For the data below, please report each line where the word "JSON" is found.

[Interface dataset entries]
--------------------------------------------------
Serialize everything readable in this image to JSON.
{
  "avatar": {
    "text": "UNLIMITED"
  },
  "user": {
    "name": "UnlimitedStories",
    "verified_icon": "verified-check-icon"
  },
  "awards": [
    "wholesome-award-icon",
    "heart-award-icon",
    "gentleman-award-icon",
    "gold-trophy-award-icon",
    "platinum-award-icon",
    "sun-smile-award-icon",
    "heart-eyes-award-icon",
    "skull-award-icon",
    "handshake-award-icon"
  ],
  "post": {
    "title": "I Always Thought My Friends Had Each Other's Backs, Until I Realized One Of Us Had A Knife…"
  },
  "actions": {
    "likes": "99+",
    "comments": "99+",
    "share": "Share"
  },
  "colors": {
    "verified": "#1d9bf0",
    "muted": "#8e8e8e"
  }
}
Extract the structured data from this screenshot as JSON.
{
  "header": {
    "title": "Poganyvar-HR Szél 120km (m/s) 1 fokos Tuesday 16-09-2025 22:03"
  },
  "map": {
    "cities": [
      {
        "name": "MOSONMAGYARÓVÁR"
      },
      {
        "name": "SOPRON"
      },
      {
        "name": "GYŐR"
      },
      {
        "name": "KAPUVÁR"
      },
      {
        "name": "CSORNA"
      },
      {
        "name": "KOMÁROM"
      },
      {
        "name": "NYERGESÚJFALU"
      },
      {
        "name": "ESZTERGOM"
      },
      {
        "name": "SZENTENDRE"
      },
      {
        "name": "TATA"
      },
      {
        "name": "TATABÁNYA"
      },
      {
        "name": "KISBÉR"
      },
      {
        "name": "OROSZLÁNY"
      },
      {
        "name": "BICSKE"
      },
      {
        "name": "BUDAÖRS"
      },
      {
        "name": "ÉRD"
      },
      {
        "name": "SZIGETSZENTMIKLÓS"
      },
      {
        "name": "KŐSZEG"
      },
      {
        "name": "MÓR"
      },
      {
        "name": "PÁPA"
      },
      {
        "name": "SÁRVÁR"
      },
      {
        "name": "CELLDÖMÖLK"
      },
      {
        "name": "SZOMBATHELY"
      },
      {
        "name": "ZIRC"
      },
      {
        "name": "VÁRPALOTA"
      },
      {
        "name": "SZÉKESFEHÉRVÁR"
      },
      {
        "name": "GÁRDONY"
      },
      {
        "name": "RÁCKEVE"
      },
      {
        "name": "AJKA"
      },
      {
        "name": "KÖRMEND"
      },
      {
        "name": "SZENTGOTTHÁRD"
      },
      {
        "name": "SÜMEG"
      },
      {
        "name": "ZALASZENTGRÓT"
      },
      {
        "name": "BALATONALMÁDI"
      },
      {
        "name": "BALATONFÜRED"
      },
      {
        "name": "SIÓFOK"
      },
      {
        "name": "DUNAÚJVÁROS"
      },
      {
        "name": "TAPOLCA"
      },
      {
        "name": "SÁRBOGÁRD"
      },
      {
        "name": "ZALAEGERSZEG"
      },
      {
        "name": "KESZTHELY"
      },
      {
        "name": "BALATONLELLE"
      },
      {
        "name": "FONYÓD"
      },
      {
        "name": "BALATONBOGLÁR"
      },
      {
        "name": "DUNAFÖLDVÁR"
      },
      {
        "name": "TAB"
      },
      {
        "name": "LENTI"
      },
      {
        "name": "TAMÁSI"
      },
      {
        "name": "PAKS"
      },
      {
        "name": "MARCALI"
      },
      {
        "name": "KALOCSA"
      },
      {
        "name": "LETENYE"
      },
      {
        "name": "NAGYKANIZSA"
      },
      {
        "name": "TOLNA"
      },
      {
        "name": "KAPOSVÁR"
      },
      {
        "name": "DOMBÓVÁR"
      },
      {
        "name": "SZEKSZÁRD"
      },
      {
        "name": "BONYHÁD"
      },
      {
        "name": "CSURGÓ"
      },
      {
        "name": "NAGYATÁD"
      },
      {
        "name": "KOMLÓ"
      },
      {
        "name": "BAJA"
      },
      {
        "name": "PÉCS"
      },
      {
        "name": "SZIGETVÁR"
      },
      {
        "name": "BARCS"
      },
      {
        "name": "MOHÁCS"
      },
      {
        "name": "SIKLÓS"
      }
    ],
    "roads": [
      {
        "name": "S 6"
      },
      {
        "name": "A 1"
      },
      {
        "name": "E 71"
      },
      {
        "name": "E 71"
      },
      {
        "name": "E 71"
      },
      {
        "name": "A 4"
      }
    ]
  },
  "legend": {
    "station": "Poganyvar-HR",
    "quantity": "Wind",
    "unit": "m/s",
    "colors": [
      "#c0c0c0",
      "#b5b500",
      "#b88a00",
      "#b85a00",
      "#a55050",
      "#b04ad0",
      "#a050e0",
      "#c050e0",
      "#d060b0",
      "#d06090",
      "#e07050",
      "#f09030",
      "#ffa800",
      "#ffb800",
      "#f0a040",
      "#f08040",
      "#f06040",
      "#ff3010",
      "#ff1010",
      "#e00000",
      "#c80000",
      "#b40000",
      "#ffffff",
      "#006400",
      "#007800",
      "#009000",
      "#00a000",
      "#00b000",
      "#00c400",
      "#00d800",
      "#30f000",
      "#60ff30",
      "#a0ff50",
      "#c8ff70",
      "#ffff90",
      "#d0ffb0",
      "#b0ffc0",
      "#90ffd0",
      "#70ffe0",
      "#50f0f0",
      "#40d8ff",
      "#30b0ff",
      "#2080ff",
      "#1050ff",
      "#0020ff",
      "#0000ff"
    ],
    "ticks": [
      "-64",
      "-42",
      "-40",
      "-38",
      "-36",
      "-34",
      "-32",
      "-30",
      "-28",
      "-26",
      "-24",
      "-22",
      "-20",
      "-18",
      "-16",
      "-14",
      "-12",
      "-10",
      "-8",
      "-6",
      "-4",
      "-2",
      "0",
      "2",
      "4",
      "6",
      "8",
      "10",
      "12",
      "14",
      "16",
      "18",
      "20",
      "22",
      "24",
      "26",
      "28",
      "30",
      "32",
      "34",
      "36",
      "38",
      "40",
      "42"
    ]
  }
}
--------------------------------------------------
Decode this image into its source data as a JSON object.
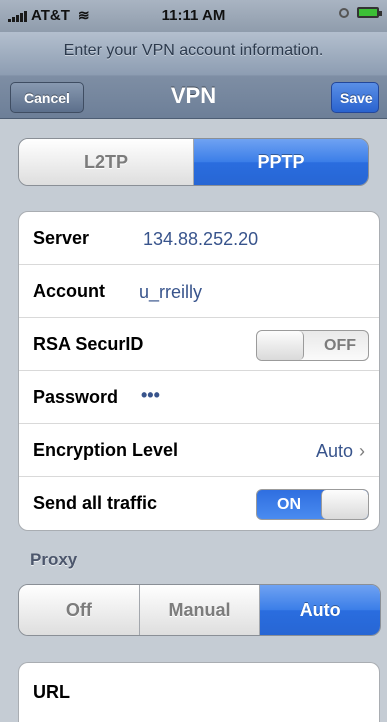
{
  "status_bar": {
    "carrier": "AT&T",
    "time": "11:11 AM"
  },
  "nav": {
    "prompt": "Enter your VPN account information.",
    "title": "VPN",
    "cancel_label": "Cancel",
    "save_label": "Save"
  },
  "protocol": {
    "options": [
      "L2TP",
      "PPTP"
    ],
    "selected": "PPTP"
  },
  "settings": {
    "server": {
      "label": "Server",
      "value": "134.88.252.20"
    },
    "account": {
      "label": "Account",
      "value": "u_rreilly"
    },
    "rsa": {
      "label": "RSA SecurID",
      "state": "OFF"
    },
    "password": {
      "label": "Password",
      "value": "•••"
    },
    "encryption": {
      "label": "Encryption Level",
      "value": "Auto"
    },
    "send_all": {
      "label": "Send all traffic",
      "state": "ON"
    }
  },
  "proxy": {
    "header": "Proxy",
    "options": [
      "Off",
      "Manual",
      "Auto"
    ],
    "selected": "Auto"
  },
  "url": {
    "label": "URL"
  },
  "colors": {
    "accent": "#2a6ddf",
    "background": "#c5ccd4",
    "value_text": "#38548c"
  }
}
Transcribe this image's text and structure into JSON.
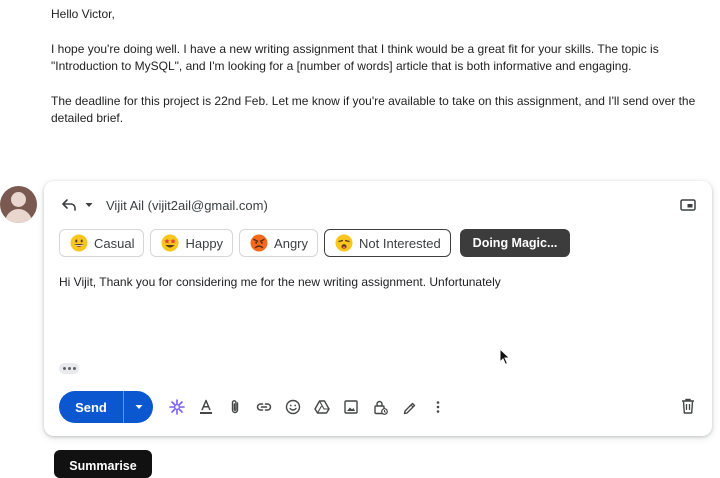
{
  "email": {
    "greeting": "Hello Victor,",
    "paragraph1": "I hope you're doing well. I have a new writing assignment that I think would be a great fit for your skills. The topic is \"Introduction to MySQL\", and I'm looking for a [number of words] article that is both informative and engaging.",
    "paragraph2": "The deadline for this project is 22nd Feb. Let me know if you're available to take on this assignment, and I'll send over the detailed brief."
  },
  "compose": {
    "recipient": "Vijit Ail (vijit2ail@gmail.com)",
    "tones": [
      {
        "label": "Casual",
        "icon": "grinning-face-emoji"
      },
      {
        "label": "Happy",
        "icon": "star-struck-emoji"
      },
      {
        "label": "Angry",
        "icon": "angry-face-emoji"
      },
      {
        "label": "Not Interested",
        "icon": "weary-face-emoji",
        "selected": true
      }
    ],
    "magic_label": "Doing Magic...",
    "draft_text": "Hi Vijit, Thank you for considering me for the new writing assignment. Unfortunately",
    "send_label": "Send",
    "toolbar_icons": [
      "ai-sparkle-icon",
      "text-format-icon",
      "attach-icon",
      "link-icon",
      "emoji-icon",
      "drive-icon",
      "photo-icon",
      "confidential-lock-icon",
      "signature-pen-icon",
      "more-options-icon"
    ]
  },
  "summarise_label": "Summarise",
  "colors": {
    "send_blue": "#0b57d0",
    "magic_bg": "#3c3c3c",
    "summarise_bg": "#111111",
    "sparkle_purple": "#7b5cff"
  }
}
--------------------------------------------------
> [COMPLETED TASK]:
Serialize everything readable in this image to JSON.
Extract the structured data from this screenshot as JSON.
Decode this image into its source data as a JSON object.
Transcribe this image's text and structure into JSON.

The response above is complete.